__What needs to be done__
From the entries that follow, extract each line holding the string "title".

---- Supplied entries

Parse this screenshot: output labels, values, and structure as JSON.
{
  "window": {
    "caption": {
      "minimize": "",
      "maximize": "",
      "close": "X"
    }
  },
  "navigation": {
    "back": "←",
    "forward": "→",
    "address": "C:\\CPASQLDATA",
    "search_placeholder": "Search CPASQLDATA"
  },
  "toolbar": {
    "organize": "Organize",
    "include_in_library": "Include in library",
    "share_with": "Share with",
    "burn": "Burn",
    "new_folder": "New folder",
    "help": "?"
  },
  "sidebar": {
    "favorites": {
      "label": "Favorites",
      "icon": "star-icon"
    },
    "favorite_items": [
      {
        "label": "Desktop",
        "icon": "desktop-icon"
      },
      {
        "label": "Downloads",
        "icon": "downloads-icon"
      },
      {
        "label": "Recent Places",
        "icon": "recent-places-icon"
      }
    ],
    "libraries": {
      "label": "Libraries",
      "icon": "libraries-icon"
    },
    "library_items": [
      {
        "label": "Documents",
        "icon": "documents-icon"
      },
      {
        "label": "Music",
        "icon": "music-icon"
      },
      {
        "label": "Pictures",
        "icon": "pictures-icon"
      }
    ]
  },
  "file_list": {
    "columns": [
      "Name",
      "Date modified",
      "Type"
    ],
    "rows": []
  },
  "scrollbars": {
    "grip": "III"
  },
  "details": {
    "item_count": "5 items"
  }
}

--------
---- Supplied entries

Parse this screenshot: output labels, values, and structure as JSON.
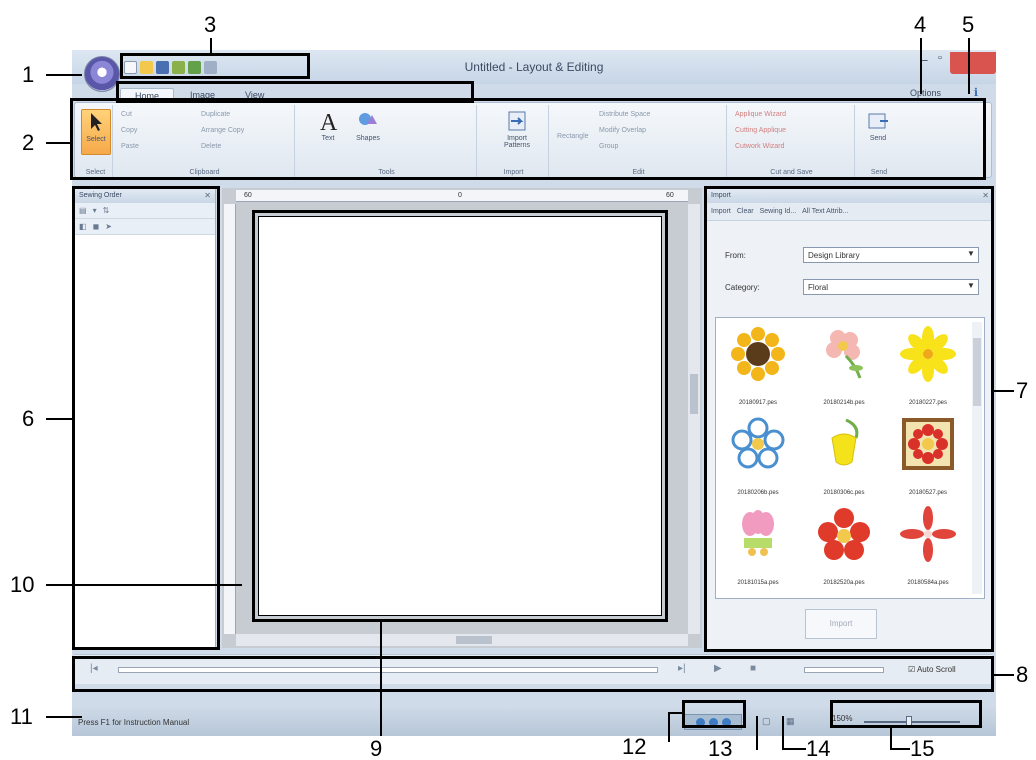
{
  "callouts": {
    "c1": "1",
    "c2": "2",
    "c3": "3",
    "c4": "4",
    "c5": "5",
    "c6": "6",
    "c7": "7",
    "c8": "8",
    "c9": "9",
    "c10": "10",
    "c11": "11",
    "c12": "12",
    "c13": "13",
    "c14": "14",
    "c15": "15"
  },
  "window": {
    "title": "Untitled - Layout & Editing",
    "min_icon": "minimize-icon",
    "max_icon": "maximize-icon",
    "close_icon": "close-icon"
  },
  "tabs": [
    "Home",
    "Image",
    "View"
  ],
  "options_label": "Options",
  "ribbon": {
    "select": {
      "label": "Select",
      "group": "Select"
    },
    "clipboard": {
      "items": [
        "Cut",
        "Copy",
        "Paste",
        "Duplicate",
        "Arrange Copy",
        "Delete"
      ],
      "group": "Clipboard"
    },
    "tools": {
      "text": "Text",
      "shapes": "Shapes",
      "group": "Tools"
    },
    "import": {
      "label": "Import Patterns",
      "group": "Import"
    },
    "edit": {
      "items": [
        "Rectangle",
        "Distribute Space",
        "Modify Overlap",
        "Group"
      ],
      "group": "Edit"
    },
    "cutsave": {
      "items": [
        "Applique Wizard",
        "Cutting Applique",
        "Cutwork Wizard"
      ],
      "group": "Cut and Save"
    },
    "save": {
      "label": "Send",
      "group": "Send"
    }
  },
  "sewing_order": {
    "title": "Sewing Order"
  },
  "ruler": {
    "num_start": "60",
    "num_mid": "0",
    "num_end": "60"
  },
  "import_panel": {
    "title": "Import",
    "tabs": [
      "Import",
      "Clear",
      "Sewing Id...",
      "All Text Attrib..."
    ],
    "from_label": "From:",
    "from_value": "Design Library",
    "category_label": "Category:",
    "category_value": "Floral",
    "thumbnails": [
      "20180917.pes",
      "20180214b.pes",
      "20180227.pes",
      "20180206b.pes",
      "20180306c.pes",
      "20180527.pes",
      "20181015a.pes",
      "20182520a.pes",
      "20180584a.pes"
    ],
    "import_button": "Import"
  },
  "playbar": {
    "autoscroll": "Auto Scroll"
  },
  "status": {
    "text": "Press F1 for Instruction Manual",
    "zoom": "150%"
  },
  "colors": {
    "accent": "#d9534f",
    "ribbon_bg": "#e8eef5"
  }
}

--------

__Result of this exercise__
    "title": "Untitled - Layout & Editing",
    "title": "Sewing Order"
    "title": "Import",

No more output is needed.